The postmodern version of the traditional tutorial is an educational process that is dynamic. It has the potential to elicit an appetite for learning, to promote the acquisition of tools to facilitate thinking, and to provide the experience of opening new mindspace within which to pursue insights. None of these functions is adequately fulfilled by any form of resource-based learning. They can, of course, be facilitated by even the oldest form of resource-based learning (libraries and books). Some readers may, indeed, be wondering by this stage about the role of 'readings' in these tutorials.
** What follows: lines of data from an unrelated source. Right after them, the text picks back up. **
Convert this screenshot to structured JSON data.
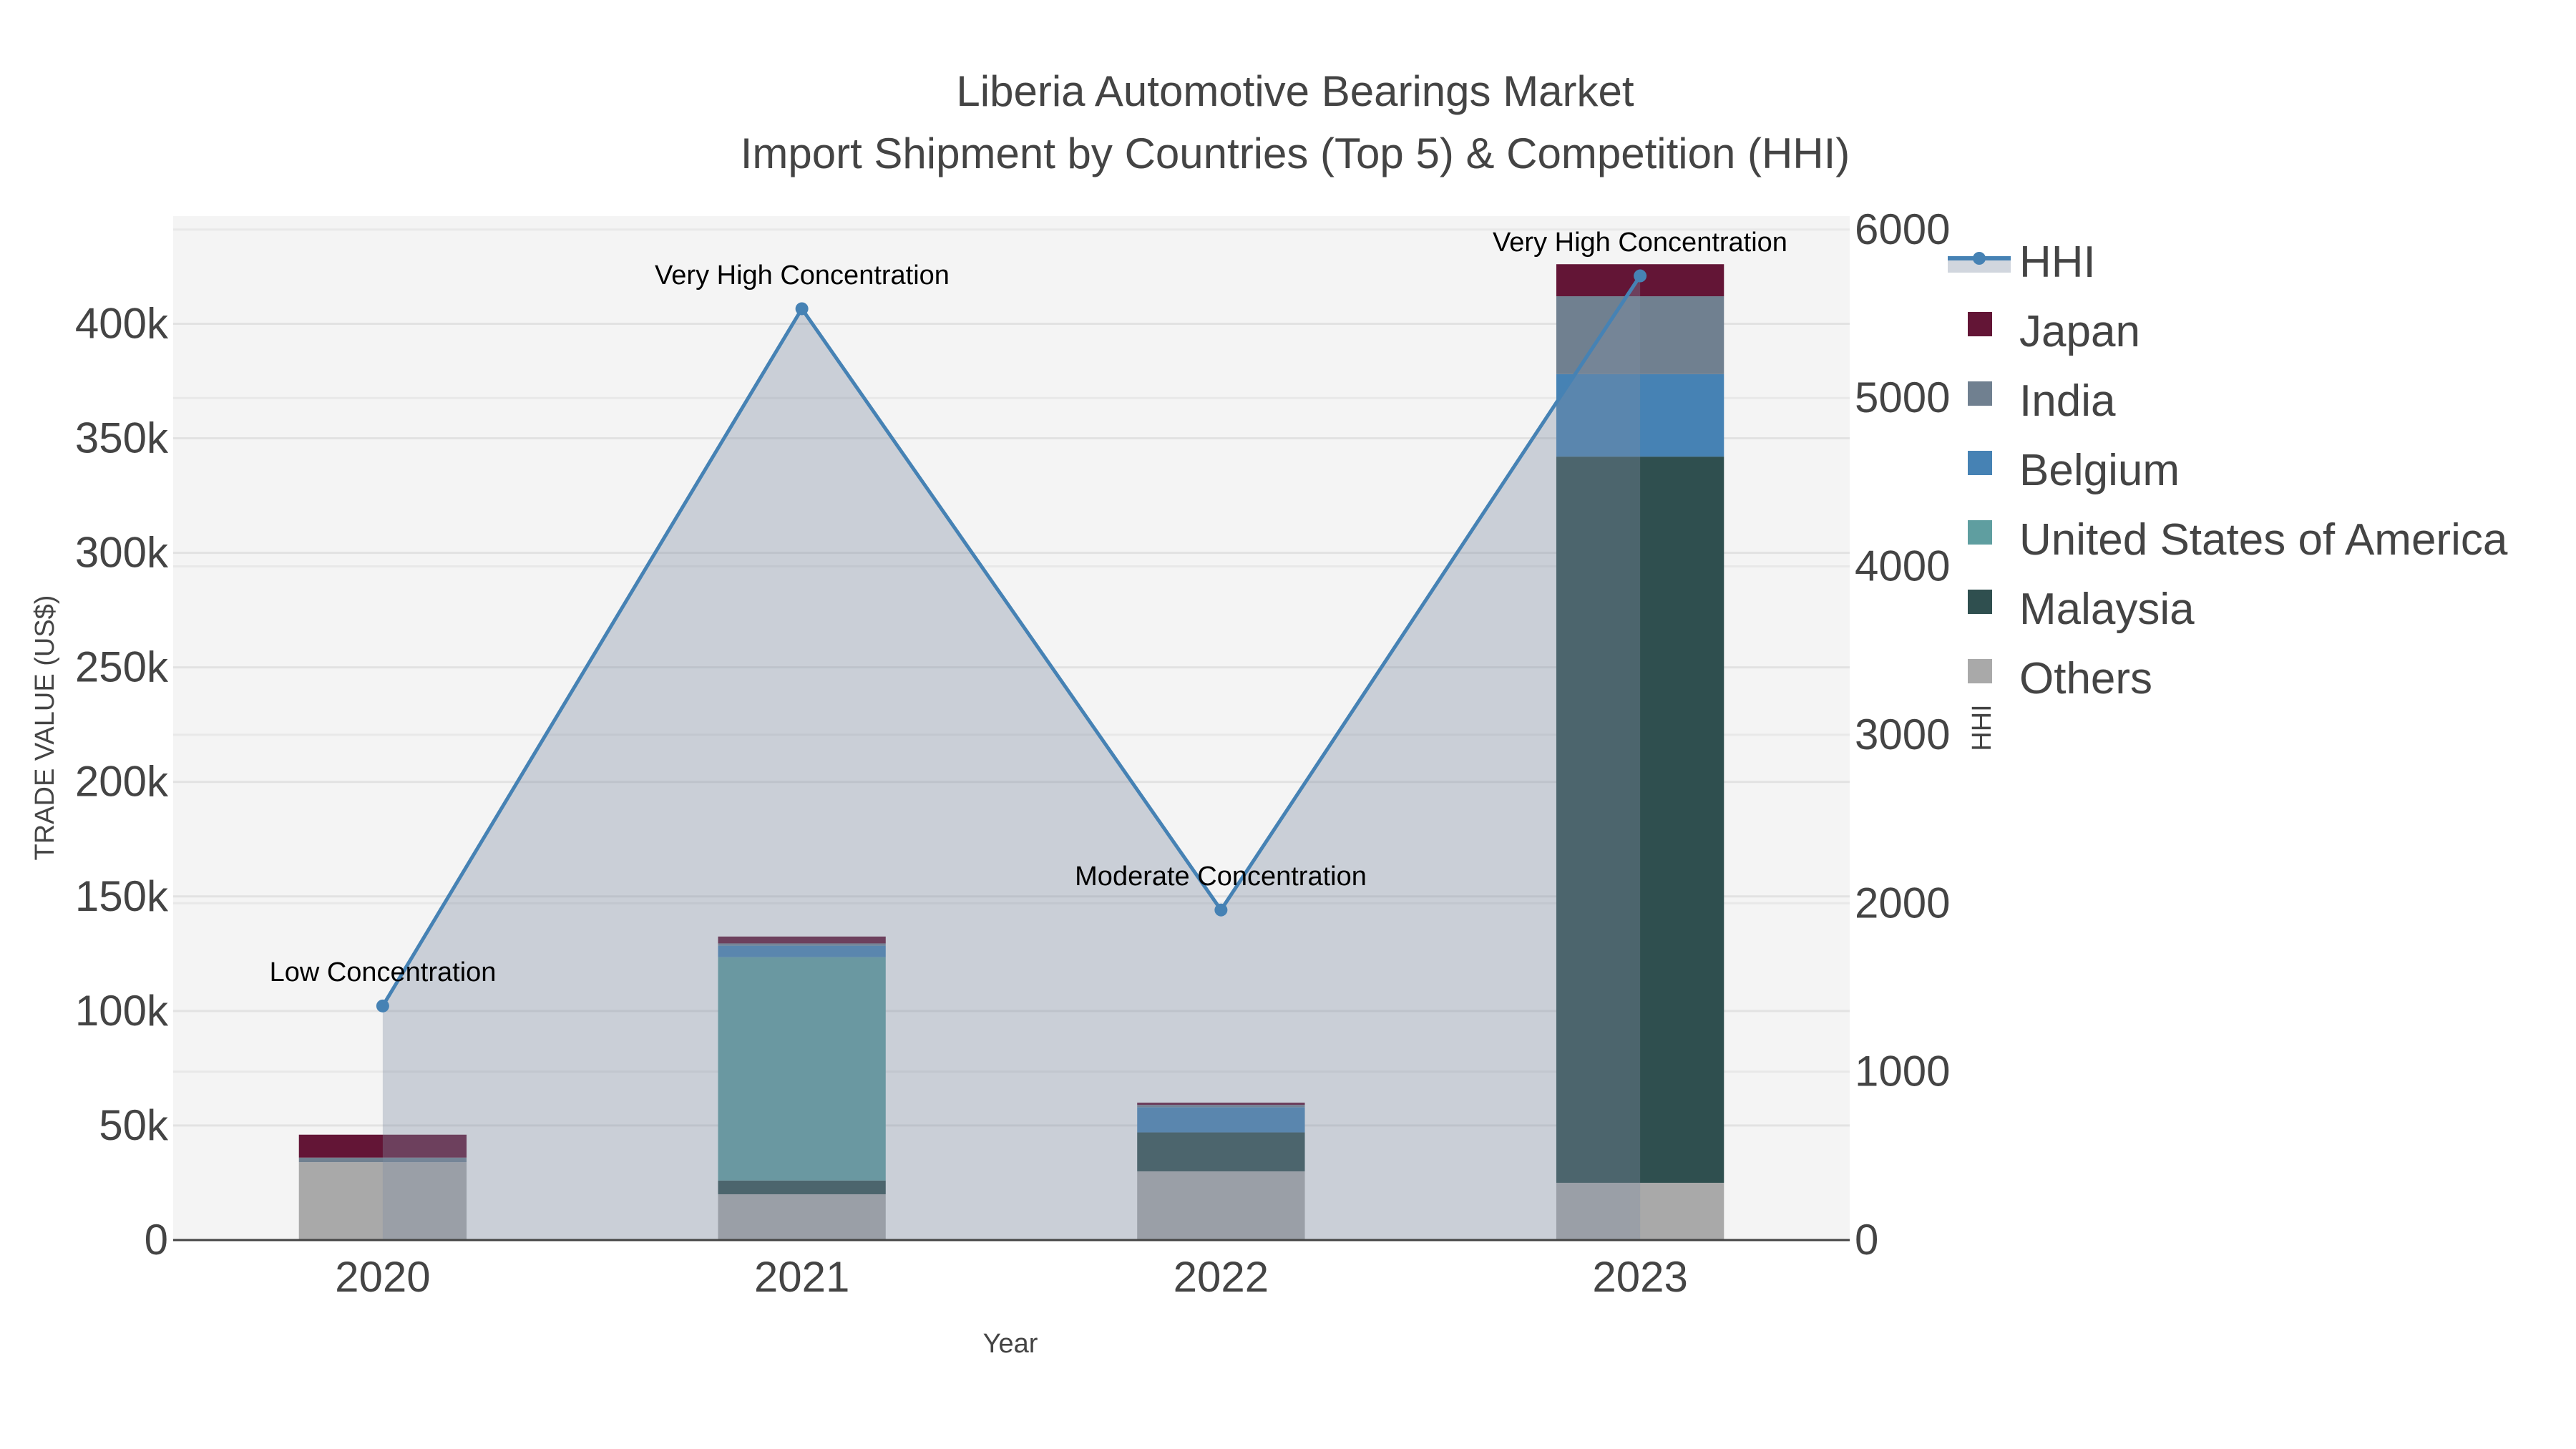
{
  "chart_data": {
    "type": "bar",
    "title": "Liberia Automotive Bearings Market",
    "subtitle": "Import Shipment by Countries (Top 5) & Competition (HHI)",
    "xlabel": "Year",
    "ylabel": "TRADE VALUE (US$)",
    "y2label": "HHI",
    "categories": [
      "2020",
      "2021",
      "2022",
      "2023"
    ],
    "ylim": [
      0,
      447000
    ],
    "y2lim": [
      0,
      6080
    ],
    "yticks": [
      0,
      50000,
      100000,
      150000,
      200000,
      250000,
      300000,
      350000,
      400000
    ],
    "ytick_labels": [
      "0",
      "50k",
      "100k",
      "150k",
      "200k",
      "250k",
      "300k",
      "350k",
      "400k"
    ],
    "y2ticks": [
      0,
      1000,
      2000,
      3000,
      4000,
      5000,
      6000
    ],
    "y2tick_labels": [
      "0",
      "1000",
      "2000",
      "3000",
      "4000",
      "5000",
      "6000"
    ],
    "stacked": true,
    "series": [
      {
        "name": "Others",
        "color": "#a9a9a9",
        "values": [
          34000,
          20000,
          30000,
          25000
        ]
      },
      {
        "name": "Malaysia",
        "color": "#2f4f4f",
        "values": [
          0,
          6000,
          17000,
          317000
        ]
      },
      {
        "name": "United States of America",
        "color": "#5f9ea0",
        "values": [
          0,
          97500,
          0,
          0
        ]
      },
      {
        "name": "Belgium",
        "color": "#4682b4",
        "values": [
          0,
          5000,
          11000,
          36000
        ]
      },
      {
        "name": "India",
        "color": "#708090",
        "values": [
          2000,
          1000,
          1000,
          34000
        ]
      },
      {
        "name": "Japan",
        "color": "#631536",
        "values": [
          10000,
          3000,
          1000,
          14000
        ]
      }
    ],
    "line": {
      "name": "HHI",
      "color": "#4682b4",
      "axis": "y2",
      "values": [
        1390,
        5530,
        1960,
        5725
      ]
    },
    "annotations": [
      "Low Concentration",
      "Very High Concentration",
      "Moderate Concentration",
      "Very High Concentration"
    ],
    "legend_order": [
      "HHI",
      "Japan",
      "India",
      "Belgium",
      "United States of America",
      "Malaysia",
      "Others"
    ],
    "legend_position": "right",
    "grid": true
  }
}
Readings can facilitate the process by opening the students' minds prior to discussion and it is often desirable that students acquire academic information on which to base their thinking. Reading lists are therefore provided. Tutorials are also, however, intended to whet the students' appetites so that those who read little before hand might be inspired to use the readings as a follow-up.
The specific example to be demonstrated involves extracts from a tutorial designed to develop an understanding of the ideological spectrum of Australian politics in the context of the right wing- left wing terminology.
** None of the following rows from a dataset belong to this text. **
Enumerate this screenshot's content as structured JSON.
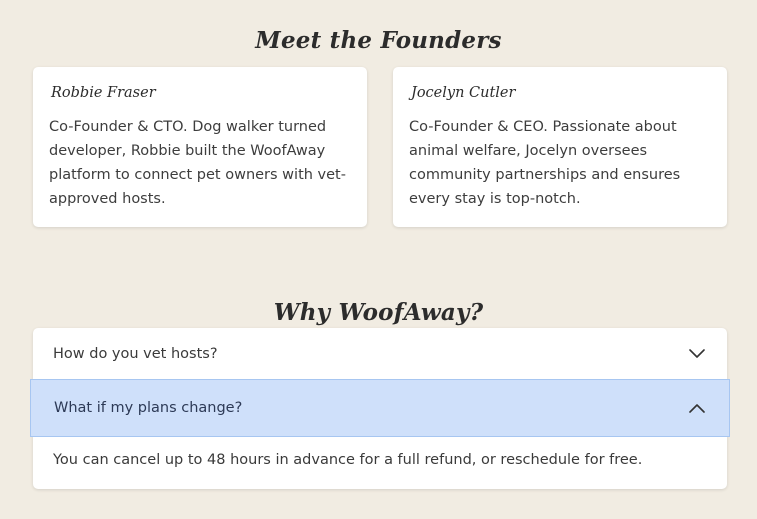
{
  "founders": {
    "title": "Meet the Founders",
    "people": [
      {
        "name": "Robbie Fraser",
        "bio": "Co-Founder & CTO. Dog walker turned developer, Robbie built the WoofAway platform to connect pet owners with vet-approved hosts."
      },
      {
        "name": "Jocelyn Cutler",
        "bio": "Co-Founder & CEO. Passionate about animal welfare, Jocelyn oversees community partnerships and ensures every stay is top-notch."
      }
    ]
  },
  "why": {
    "title": "Why WoofAway?",
    "faq": [
      {
        "question": "How do you vet hosts?",
        "expanded": false,
        "icon": "chevron-down-icon"
      },
      {
        "question": "What if my plans change?",
        "expanded": true,
        "icon": "chevron-up-icon",
        "answer": "You can cancel up to 48 hours in advance for a full refund, or reschedule for free."
      }
    ]
  },
  "colors": {
    "background": "#f1ece2",
    "card": "#ffffff",
    "highlight": "#cfe0fa",
    "highlight_border": "#a7c6f1"
  }
}
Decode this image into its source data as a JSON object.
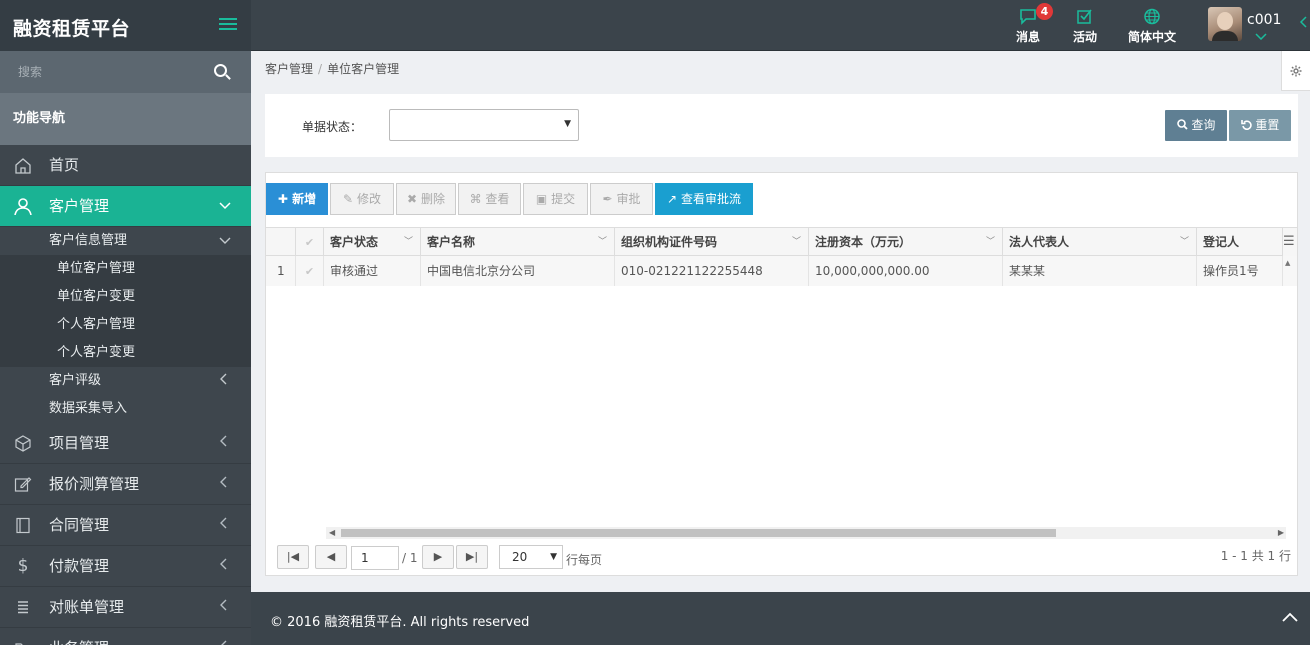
{
  "app": {
    "title": "融资租赁平台"
  },
  "topbar": {
    "messages": {
      "label": "消息",
      "badge": "4"
    },
    "activity": {
      "label": "活动"
    },
    "language": {
      "label": "简体中文"
    },
    "user": {
      "name": "c001"
    }
  },
  "sidebar": {
    "search_placeholder": "搜索",
    "nav_heading": "功能导航",
    "items": [
      {
        "label": "首页"
      },
      {
        "label": "客户管理"
      },
      {
        "label": "项目管理"
      },
      {
        "label": "报价测算管理"
      },
      {
        "label": "合同管理"
      },
      {
        "label": "付款管理"
      },
      {
        "label": "对账单管理"
      },
      {
        "label": "业务管理"
      }
    ],
    "sub": {
      "customer_info": "客户信息管理",
      "unit_manage": "单位客户管理",
      "unit_change": "单位客户变更",
      "personal_manage": "个人客户管理",
      "personal_change": "个人客户变更",
      "rating": "客户评级",
      "import": "数据采集导入"
    }
  },
  "breadcrumb": {
    "parent": "客户管理",
    "sep": "/",
    "current": "单位客户管理"
  },
  "filter": {
    "label": "单据状态：",
    "value": "",
    "query_label": "查询",
    "reset_label": "重置"
  },
  "toolbar": {
    "add": "新增",
    "edit": "修改",
    "delete": "删除",
    "view": "查看",
    "submit": "提交",
    "approve": "审批",
    "view_flow": "查看审批流"
  },
  "grid": {
    "columns": [
      "客户状态",
      "客户名称",
      "组织机构证件号码",
      "注册资本（万元）",
      "法人代表人",
      "登记人"
    ],
    "rows": [
      {
        "index": "1",
        "status": "审核通过",
        "name": "中国电信北京分公司",
        "org_code": "010-021221122255448",
        "capital": "10,000,000,000.00",
        "legal": "某某某",
        "registrar": "操作员1号"
      }
    ]
  },
  "pager": {
    "page": "1",
    "total_pages": "/ 1",
    "rows_per_page": "20",
    "rows_label": "行每页",
    "record_info": "1 - 1 共 1 行"
  },
  "footer": {
    "text": "© 2016 融资租赁平台. All rights reserved"
  },
  "colors": {
    "accent": "#1ab394",
    "topbar": "#3b444b",
    "primary_btn": "#2a8fd6"
  }
}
To engage the board list the Right on the extreme right and the Left on the extreme left. Walking from left to right as the lists are built up generates energy.
Hamlyn, D. W. (1973). Human Learning. In R. S. Peters (Ed), The Philosophy of Education. Oxford University Press.
King, E. J. (1973). Other Schools and Ours. Holt, Rinehart and Winston, London.
Mem Fox (1993). Radical Reflections. Harcourt, Brace, Sydney.
Simon, R. I. (1992). Teaching Against the Grain. Bergin and Garvey, New York.
Steiner, D. M. (1994). Rethinking Democratic Education. John Hopkins University Press, Baltimore.
Usher, R. and Edwards, R. (1994). Postmodernism and Education. Routledge, London.
Wilson, J. (1979). Preface to the philosophy of education. Routledge and Kegan Paul, London.
|Please cite as: Ritter, L. (1996). The postmodern tutorial as a tool for developing understanding and insight in history teaching. In Abbott, J. and Willcoxson, L. (Eds), Teaching and Learning Within and Across Disciplines, p147-151. Proceedings of the 5th Annual Teaching Learning Forum, Murdoch University, February 1996. Perth: Murdoch University. http://lsn.curtin.edu.au/tlf/tlf1996/ritter.html|